*Directions for this task*
Lines from the listing below that contain the string "true" are to be reported.

*Material for the task*
━━━━━━━━━━━━━━━━
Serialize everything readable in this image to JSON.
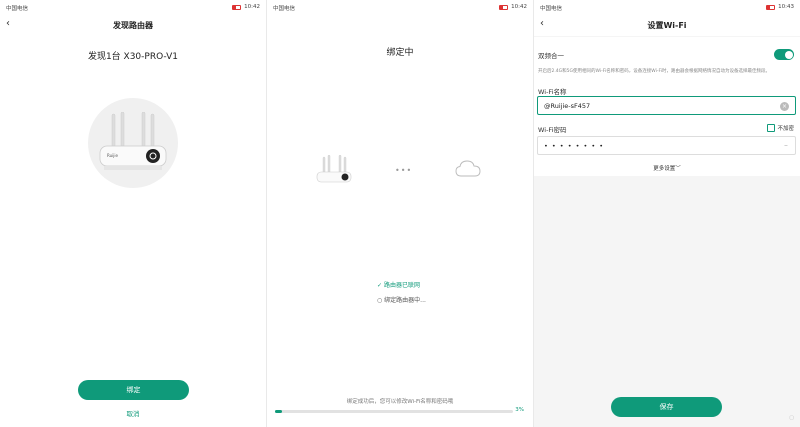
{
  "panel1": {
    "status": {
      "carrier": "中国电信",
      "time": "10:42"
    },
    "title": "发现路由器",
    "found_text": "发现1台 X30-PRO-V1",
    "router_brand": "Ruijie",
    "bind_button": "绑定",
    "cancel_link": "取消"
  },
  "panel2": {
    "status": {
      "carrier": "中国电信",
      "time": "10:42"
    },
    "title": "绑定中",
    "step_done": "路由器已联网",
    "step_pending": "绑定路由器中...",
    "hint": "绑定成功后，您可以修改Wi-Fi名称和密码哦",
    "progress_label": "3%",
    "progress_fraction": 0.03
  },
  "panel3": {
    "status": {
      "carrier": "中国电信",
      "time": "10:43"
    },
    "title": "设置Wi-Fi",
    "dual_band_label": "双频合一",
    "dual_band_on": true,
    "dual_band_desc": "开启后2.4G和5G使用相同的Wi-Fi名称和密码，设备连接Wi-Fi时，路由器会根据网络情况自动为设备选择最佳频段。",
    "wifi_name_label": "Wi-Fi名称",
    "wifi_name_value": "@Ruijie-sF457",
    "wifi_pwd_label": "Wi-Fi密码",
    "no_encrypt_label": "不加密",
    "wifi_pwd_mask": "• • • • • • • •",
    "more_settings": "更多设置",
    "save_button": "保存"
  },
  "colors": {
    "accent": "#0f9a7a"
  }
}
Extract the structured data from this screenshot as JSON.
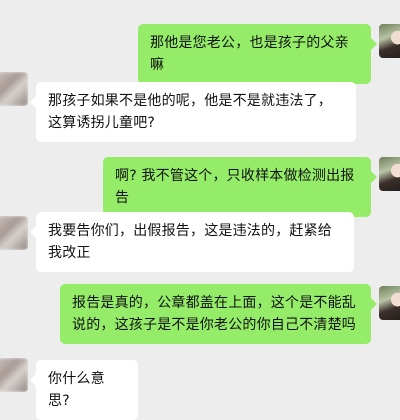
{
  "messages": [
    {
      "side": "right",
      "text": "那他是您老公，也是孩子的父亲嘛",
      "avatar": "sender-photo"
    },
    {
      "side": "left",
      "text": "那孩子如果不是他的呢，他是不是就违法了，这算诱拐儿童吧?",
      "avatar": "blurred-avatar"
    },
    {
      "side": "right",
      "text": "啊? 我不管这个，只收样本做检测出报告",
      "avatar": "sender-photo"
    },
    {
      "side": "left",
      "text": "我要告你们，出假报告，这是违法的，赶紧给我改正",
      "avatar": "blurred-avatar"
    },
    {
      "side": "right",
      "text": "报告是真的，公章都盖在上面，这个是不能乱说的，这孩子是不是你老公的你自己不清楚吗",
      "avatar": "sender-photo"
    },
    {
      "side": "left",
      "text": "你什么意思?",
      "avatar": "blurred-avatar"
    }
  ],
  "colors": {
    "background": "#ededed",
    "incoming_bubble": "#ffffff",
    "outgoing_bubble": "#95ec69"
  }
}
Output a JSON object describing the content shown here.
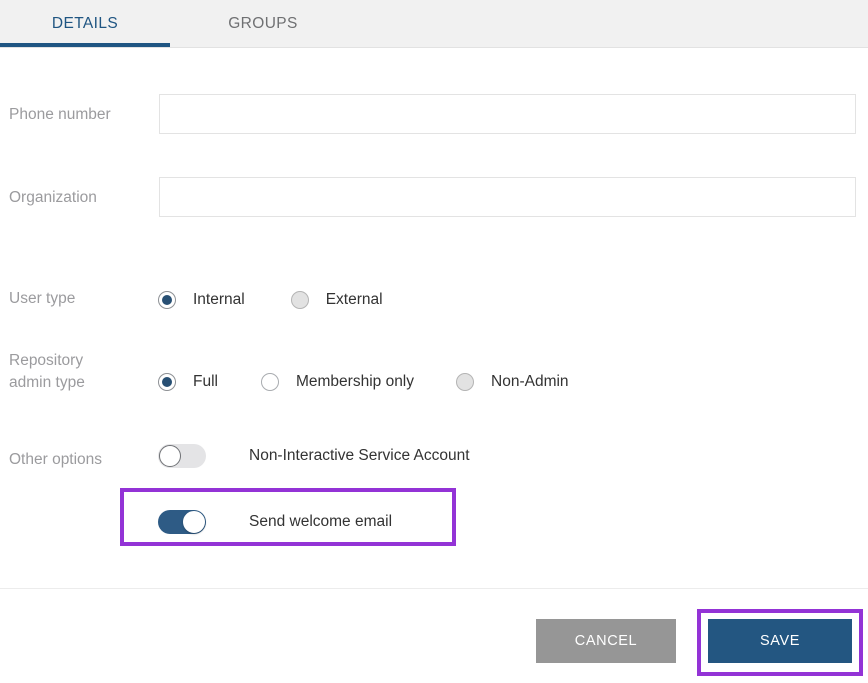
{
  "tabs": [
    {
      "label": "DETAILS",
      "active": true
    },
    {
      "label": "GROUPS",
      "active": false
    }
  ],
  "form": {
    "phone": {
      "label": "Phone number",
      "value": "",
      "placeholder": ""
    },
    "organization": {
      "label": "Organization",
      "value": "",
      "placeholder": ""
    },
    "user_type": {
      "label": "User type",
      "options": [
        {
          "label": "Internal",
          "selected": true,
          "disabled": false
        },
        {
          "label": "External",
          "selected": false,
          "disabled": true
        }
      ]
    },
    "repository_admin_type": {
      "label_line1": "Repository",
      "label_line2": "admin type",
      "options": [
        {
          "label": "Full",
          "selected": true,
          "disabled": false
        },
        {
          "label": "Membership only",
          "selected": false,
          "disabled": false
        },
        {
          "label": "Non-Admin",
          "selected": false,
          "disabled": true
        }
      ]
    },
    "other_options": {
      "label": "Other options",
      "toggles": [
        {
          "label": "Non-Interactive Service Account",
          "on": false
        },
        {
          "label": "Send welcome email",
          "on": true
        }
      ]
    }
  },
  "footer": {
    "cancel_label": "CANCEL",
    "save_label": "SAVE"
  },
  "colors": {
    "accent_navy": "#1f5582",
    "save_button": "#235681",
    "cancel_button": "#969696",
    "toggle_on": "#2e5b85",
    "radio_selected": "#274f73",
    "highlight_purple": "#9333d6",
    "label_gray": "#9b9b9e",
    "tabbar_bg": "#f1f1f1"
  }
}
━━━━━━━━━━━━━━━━
*Written response*
    "dual_band_on": true,
      "active": true
          "selected": true,
          "disabled": true
          "selected": true,
          "disabled": true
          "on": true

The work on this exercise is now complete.